Design for Assembly Principles

  • Minimize part count
  • Design parts with self-locating features
  • Design parts with self-fastening features
  • Minimize reorientation of parts during assembly
  • Design parts for retrieval, handling, & insertion
  • Emphasize ‘Top-Down’ assemblies
  • Standardize parts (minimum use of fasteners)
  • Encourage modular design
  • Design for a base part to locate other components
  • Design for component symmetry for insertion

Count Parts & Interfaces

  • List number of parts (Np)
  • List number of interfaces (Ni)

Part standardization:

  • Within the assembly station
  • Within the full assembly
  • Within the assembly plant
  • Within the corporation
  • Within the industry

DFA Complexity Factor

Square root of summation of number of parts and number of part-to-part interfaces


A study by Ford Motor Co. revealed that threaded fasteners were the most common cause of warranty repairs. This finding is echoed in more recent survey of automotive mechanics, in which 80% reported finding loose or incorrect fasteners in cars they serviced.

Fastener cost from least to most expensive:

  1. snap fit
  2. plastic bending
  3. riveting
  4. screwing

Handling Time: based on assembly process and complexity of parts

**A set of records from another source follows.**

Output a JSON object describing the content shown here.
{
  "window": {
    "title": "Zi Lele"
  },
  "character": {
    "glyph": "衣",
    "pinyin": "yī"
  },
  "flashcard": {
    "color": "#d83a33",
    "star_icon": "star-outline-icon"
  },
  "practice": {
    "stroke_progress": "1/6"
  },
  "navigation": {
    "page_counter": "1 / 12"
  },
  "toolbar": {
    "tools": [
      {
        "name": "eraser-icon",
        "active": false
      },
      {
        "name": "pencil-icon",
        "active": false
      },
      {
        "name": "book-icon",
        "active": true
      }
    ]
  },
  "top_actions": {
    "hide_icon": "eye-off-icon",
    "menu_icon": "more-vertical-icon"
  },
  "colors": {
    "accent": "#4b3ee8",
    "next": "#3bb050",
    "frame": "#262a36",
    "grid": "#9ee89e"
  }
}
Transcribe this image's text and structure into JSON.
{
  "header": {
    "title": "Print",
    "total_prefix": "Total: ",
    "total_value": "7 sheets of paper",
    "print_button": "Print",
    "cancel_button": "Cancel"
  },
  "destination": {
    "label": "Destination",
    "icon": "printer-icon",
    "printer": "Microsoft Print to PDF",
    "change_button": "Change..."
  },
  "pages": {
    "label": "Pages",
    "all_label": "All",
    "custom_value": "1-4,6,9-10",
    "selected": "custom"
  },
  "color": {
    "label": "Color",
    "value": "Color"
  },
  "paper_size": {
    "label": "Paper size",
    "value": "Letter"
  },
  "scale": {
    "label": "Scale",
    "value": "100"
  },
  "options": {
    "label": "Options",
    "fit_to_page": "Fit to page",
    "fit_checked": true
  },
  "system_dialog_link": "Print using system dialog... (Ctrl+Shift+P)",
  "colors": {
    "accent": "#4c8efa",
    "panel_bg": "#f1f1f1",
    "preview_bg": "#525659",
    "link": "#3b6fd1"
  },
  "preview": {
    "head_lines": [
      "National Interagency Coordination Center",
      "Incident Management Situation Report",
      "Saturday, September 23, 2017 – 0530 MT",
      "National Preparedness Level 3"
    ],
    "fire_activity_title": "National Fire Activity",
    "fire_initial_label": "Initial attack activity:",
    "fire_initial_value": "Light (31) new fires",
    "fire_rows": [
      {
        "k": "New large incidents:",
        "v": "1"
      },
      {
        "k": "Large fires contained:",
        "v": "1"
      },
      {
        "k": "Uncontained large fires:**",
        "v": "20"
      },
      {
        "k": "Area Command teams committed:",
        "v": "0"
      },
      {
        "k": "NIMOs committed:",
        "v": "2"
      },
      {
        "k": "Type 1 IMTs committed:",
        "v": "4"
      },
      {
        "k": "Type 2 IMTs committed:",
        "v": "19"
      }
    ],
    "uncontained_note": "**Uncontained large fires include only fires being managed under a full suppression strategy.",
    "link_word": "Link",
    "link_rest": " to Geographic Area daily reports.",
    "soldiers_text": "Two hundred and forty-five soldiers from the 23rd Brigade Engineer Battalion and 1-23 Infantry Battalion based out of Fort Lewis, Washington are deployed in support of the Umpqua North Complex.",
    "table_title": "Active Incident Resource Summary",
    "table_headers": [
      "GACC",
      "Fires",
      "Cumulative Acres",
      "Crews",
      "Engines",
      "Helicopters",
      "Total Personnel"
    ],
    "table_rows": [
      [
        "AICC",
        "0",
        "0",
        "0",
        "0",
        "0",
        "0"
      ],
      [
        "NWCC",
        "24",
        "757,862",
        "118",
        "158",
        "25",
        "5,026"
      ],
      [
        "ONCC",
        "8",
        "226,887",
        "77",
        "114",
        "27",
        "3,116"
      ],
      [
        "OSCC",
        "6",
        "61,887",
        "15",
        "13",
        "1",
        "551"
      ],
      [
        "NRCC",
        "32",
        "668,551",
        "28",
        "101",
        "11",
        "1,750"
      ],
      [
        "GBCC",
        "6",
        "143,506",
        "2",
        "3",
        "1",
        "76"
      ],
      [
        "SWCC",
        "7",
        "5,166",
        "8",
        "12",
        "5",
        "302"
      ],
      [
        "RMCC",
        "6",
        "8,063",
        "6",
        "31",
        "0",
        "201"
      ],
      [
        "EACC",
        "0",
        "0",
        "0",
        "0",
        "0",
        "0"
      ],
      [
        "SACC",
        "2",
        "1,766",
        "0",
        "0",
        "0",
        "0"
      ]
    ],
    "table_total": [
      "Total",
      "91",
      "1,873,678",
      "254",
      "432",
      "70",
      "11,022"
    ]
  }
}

  • How many hands are required?
  • Is any grasping assistance needed?
  • What is the effect of part symmetry on assembly?
  • Is the part easy to align/position?

Handling Difficulty

  • Size
  • Thickness
  • Sharpness
  • Weight
  • Fragility
  • Flexibility
  • Slipperiness
  • Stickiness
  • Necessity for using 1) two hands, 2) optical magnification, or 3) mechanical assistance

Assembly metrics:

  • Error proofing
  • Handling Index
  • Insertion Index
  • 2nd Op. Index

Analyze all metrics:

  1. Reduce part count & type - Part count efficiency and DFA Complexity Factor
  2. Error Proofing - Error Index
  3. Ease of handling - Handling Index
  4. Ease of insertion - Insertion Index
  5. Eliminate secondary ops - 2nd Op. Index

DFMA Principles

  • Minimize Part Count
  • Standardize Parts and Materials
  • Create Modular Assemblies
  • Design for Efficient Joining
  • Minimize Reorientation of parts during Assembly and/or Machining
  • Simplify and Reduce the number of Manufacturing Operations
  • Specify ‘Acceptable’ surface Finishes for functionality